For example, say in your game you want to let the players prioritize between stealth and melee.  Well, you can still as mentioned earlier, make sneaking past some monster or some guards a little text based puzzle to try and figure out how you can use that same basic idea into your game. 

For example, in the storygame version you give them the option between a dark hallway, but there are some strange noises coming from it.  The other option is to try to sneak by a wall with a torch, but there are no strange noises.  This will seem weightier in the storygame, but when making the video game version you can still make this innocuous seeming choice have consequences when the player hears the guard shout "Oi, whomst be this?"

Or they go down the other hall and have to fight some tentacle beast.  Likewise in the storygame version you can give the player stats that will help determine combat outcomes or speech outcomes.  Which if you're still figuring out the game mechanics themselves can give you an idea on how you might want to structure the stats and such.  

Generally, as I have been told, when making a video game you want to have the user interface and basic mechanics figured out first but you can still sort of use the story game as a foundation in multiple ways.

Or

You have the visuals and such figured out and just want feedback on the story itself, in that case there is the first half of the post.  You could always, post some concept art somewhere in the forums for feeback or suggestions, or if you have a video clip of your gameplay, post that.  

Anything except posting a storygame while just simply stating "I hope this means I can make a video game now" and expecting to get all kinds of love and accolades or asking someone to do the background work for you.

Discussion, Comments, Throw Poo at Me

Anyways, this is all I can think of right now, as you can probably tell I'm more focused on the writing and story aspect of things as opposed to all that technical jazz.  But if anyone has any suggestions, comments, or anything they would like to add to the discussion on storygames somehow magically equaling a video game, please feel free to post.  

Tl;Dr Go back up to the top and read the post and stop being lazy.

 

 

Storygames Do Not Equal Video Games

4 months ago
I, too, rated the Dark Elf "video game" a 1. I get the impression people who publish drafts of their video game here really have no idea how to make games, so they use the simple text approach the site provides. Funny how you never see a strong scripting element to their games either. It's probably just the work of 15 year old loners who play too much Fortnite and have personalities too small to stream, so they end up posting their "great" idea of a video game here. I agree, it's lazy.

Storygames Do Not Equal Video Games

4 months ago
Dunning Krueger is a hell of a thing.

In a way though I guess it's like a much more extreme version of all the people who used come here like 'yes I'm going to write an epic fantasy about two kingdoms at war and yadda yadda, here is a text wall summarizing of 5000 years of the world's history, please critique my non-existent plot and characters' with not a word or a single thought given to how they're going to turn any of that mess into a plot made of pages with choices that you click.

For anyone who's even halfway serious about creating a "REAL vidyagaem!!!" the writing is literally the last thing they need to worry about and the part that requires the least specialized skills.
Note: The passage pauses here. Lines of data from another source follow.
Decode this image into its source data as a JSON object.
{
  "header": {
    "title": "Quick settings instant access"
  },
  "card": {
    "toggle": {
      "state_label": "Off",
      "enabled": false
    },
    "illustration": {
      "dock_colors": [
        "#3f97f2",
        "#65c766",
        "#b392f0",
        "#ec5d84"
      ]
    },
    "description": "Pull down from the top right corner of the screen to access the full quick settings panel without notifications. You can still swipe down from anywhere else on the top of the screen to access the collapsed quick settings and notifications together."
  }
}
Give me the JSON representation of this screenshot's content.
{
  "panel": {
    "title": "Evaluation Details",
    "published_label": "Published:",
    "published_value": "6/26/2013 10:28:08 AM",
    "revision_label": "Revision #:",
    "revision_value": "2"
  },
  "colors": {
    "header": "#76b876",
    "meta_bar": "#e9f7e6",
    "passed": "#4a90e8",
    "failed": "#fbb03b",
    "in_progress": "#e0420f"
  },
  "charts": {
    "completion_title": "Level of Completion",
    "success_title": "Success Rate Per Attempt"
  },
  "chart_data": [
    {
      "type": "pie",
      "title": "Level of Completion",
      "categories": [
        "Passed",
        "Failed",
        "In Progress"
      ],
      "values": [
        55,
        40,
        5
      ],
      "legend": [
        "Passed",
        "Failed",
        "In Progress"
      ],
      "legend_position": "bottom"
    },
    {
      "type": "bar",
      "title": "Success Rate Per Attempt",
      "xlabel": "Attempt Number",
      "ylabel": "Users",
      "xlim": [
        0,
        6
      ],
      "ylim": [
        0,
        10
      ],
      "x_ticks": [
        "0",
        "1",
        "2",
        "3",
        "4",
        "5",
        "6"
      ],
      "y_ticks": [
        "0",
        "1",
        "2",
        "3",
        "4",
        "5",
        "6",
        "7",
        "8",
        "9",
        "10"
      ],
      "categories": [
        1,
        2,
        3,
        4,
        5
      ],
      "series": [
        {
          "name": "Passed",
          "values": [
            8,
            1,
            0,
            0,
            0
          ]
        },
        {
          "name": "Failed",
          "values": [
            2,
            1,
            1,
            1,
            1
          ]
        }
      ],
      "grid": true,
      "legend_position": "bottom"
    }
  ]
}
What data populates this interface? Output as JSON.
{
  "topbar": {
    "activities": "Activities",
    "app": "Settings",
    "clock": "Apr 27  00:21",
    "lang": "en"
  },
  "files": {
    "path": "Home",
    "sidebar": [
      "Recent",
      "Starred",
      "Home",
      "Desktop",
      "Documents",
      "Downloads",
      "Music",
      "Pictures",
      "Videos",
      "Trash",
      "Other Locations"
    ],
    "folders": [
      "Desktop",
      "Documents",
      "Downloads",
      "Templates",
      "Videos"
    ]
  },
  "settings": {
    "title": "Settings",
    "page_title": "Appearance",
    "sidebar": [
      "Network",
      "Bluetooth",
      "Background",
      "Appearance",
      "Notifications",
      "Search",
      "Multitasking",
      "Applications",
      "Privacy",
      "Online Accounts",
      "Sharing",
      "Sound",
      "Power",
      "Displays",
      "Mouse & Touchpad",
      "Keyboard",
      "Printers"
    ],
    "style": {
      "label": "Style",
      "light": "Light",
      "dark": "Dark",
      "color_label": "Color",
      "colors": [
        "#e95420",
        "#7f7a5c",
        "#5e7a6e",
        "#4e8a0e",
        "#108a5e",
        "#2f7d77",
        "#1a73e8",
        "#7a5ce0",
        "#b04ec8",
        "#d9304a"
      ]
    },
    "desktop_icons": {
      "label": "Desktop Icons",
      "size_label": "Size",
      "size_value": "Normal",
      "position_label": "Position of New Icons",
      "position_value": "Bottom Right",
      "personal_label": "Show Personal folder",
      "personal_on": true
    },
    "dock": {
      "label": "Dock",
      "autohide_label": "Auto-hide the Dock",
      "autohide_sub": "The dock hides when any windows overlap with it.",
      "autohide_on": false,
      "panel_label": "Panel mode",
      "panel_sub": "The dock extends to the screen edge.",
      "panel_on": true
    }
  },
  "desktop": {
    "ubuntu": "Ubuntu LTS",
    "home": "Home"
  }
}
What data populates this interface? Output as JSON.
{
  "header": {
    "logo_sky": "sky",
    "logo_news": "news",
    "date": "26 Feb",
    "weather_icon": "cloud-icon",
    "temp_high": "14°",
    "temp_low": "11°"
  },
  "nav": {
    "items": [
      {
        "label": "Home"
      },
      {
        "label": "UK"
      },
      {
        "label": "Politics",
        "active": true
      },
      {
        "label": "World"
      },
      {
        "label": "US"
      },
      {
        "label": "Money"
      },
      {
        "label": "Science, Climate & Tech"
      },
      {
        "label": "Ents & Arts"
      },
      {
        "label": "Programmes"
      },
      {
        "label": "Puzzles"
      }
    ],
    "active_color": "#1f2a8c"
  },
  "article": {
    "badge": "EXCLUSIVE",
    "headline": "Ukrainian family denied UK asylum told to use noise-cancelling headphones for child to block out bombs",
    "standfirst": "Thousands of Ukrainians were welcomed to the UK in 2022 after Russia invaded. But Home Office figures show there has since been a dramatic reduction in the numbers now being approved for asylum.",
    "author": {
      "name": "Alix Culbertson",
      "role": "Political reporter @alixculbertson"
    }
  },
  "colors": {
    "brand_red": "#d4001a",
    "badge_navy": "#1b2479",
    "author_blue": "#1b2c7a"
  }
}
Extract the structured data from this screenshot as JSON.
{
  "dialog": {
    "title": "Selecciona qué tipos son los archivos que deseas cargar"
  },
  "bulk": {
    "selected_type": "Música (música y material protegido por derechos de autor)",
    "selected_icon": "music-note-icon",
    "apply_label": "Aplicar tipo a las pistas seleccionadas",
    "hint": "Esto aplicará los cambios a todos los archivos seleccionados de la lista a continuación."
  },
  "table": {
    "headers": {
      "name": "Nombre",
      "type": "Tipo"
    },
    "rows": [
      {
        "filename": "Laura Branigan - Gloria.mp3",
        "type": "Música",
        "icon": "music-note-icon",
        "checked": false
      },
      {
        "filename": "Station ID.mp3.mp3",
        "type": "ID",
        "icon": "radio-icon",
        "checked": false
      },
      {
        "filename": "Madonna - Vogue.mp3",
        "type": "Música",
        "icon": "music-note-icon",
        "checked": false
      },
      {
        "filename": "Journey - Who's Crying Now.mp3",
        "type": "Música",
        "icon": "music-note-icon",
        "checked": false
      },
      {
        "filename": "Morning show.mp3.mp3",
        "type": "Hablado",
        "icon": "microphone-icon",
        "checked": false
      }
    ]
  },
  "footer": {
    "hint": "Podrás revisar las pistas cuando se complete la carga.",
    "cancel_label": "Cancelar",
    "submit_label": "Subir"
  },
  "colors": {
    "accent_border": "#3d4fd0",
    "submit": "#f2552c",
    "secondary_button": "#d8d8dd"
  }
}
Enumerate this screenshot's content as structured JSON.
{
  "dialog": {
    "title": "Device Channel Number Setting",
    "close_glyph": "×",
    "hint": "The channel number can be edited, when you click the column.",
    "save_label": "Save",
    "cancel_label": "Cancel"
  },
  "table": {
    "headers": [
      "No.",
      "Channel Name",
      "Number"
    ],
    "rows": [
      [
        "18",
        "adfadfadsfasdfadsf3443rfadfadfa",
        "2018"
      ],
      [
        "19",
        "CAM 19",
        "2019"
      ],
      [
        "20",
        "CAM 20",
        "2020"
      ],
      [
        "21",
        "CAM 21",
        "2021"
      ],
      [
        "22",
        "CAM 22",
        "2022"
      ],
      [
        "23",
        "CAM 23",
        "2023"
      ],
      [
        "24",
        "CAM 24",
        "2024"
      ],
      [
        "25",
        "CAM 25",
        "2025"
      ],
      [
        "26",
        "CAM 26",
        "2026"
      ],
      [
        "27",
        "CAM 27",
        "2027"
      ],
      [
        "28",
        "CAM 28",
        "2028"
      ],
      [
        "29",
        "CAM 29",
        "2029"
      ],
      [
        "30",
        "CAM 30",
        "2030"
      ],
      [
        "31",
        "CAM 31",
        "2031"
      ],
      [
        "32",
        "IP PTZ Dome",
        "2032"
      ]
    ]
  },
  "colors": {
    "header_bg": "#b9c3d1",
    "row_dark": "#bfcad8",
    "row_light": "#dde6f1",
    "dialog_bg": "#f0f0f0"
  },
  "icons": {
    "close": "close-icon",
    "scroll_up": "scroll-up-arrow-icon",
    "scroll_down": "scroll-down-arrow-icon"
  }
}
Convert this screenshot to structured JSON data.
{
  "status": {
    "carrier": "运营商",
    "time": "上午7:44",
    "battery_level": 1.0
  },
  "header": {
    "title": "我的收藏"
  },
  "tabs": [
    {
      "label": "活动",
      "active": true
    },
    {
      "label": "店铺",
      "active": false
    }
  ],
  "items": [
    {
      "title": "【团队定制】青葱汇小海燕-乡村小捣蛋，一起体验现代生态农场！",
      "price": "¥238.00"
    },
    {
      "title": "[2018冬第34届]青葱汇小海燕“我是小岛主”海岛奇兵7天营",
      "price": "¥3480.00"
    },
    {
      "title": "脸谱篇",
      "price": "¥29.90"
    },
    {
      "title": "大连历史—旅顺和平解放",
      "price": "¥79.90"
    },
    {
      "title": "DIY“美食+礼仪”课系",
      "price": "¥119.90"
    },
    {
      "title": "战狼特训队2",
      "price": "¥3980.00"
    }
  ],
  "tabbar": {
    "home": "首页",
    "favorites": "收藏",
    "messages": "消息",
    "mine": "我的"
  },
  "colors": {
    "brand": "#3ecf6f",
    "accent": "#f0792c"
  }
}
A way to create a UI, how the game world will actually be navigated and how information will be delivered to the player, a functioning combat system, reliable artists, composing or at least purchasing music, all of that has to come first or there can't be a REAL vidiagaym!!! in the first place.

Honestly there's probably even more to it than that, but a few minutes of using a search engine or reading some beginner game dev stuff on reddit seems like the kind of thing the REAL vidauagam!!? person should have to do, not me.